Yes. I’ve been turned down for jobs and explicitly told it was because I was a ‘non-native speaker’ on several occasions. The first one was back in 2011. I wrote an article about it for EL Gazette which actually led to the school changing their recruitment policies (you can hear more about it in this 10 minute plenary from Innovate ELT 2016). The second time was two years later. I wrote a blog post about it. There were also other situations. For example, I was almost obliged to take IELTS to prove my proficiency when I applied for a PhD in TESOL in the UK. Almost, because in the end a recommendation letter from my employer turned out to be enough. It was preposterous, though, because my undergraduate degree was done in English, I passed CPE with grade A when I was 17, I have a CELTA and a DELTA, and am an IELTS examiner! But, because my L1 is Polish, I would still have to take a test. There’s something wrong here. Similarly, if you want to become an IELTS examiner, as a ‘non-native speaker’ you need to get 9 in IELTS speaking and writing, but as a ‘native speaker’, your passport is enough.
What should employers do to improve this situation?
Talk to their clients. Explain the possible advantages of having a ‘non-native speaker’ teacher.

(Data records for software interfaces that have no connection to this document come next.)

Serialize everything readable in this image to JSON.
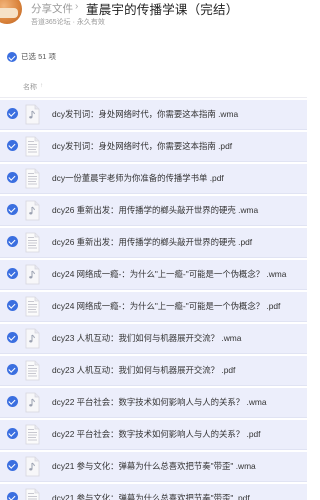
{
  "header": {
    "breadcrumb": "分享文件",
    "separator": "›",
    "title": "董晨宇的传播学课（完结）",
    "subline": "吾道365论坛 · 永久有效"
  },
  "selection": {
    "text": "已选 51 项"
  },
  "list_header": {
    "name_col": "名称",
    "sort_icon": "↑"
  },
  "files": [
    {
      "name": "dcy发刊词：身处网络时代，你需要这本指南 .wma",
      "type": "audio"
    },
    {
      "name": "dcy发刊词：身处网络时代，你需要这本指南 .pdf",
      "type": "pdf"
    },
    {
      "name": "dcy一份董晨宇老师为你准备的传播学书单 .pdf",
      "type": "pdf"
    },
    {
      "name": "dcy26 重新出发：用传播学的榔头敲开世界的硬壳 .wma",
      "type": "audio"
    },
    {
      "name": "dcy26 重新出发：用传播学的榔头敲开世界的硬壳 .pdf",
      "type": "pdf"
    },
    {
      "name": "dcy24 网络成一瘾-：为什么\"上一瘾-\"可能是一个伪概念？ .wma",
      "type": "audio"
    },
    {
      "name": "dcy24 网络成一瘾-：为什么\"上一瘾-\"可能是一个伪概念？ .pdf",
      "type": "pdf"
    },
    {
      "name": "dcy23 人机互动：我们如何与机器展开交流？ .wma",
      "type": "audio"
    },
    {
      "name": "dcy23 人机互动：我们如何与机器展开交流？ .pdf",
      "type": "pdf"
    },
    {
      "name": "dcy22 平台社会：数字技术如何影响人与人的关系？ .wma",
      "type": "audio"
    },
    {
      "name": "dcy22 平台社会：数字技术如何影响人与人的关系？ .pdf",
      "type": "pdf"
    },
    {
      "name": "dcy21 参与文化：弹幕为什么总喜欢把节奏\"带歪\" .wma",
      "type": "audio"
    },
    {
      "name": "dcy21 参与文化：弹幕为什么总喜欢把节奏\"带歪\" .pdf",
      "type": "pdf"
    }
  ]
}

For example, if a student comes complaining that their teacher is a ‘non-native speaker’, find out whether this is the only source of complaint, and ask the student to give their teacher a shot for a week. If they still complain, you can move them, but the vast majority quickly warms up to the ‘non-native speaker’, realising that L1 has nothing to do with how well you teach. And, recruit teachers based on merit, rather than on their L1.
What can other teachers do to improve this situation?
Discuss the topic in class (see q. 9). Give a workshop on the topic. Or a webinar. Write a blog post. Support each other in the staff room and value your colleagues for their teaching skills, not where they were born.
Do you think that this will be a non-issue in the next 10 years?
Depends on the region. Possibly in the EU where there are strict anti-discrimination laws. And possibly a non-issue in chains such as the BC, IH or Bell. Also many independent schools are following the trend as they realize that they might actually be losing out on some very highly qualified teachers. So I think it’ll be less of an issue. Teachers, students and recruiters will be more aware of the issue. But it won’t disappear in 10 years. We still unfortunately have to deal with racism or sexism, so I imagine it will be similar with native speakerism.
Do you think that non-native speakers can offer anything that native speakers might not?
I don’t like this line of thinking because it creates further stereotypes, such as all ‘native speakers’ are better at teaching speaking, while all ‘non-native speakers’ are better at teaching grammar. A good teacher is a good teacher, full stop. But since you’re asking, I’d recommend this post by James Taylor: Why I wish I was a non-native speaker, or this infographic by Adam Simpson about the strengths of ‘non-native speaker’ teachers.
What advice would you give to new teachers about helping create a more equal TEFL industry?
Be open-minded. Value your colleagues based on how well they can teach. Discuss the issue with your students. If possible, choose schools that offer equal employment opportunities to both ‘native’ and ‘non-native speakers’. If you see discriminatory job ads, comment on them. Support each other in the staff room.
If you’d like to hear more from Marek, make sure to check out his upcoming webinar.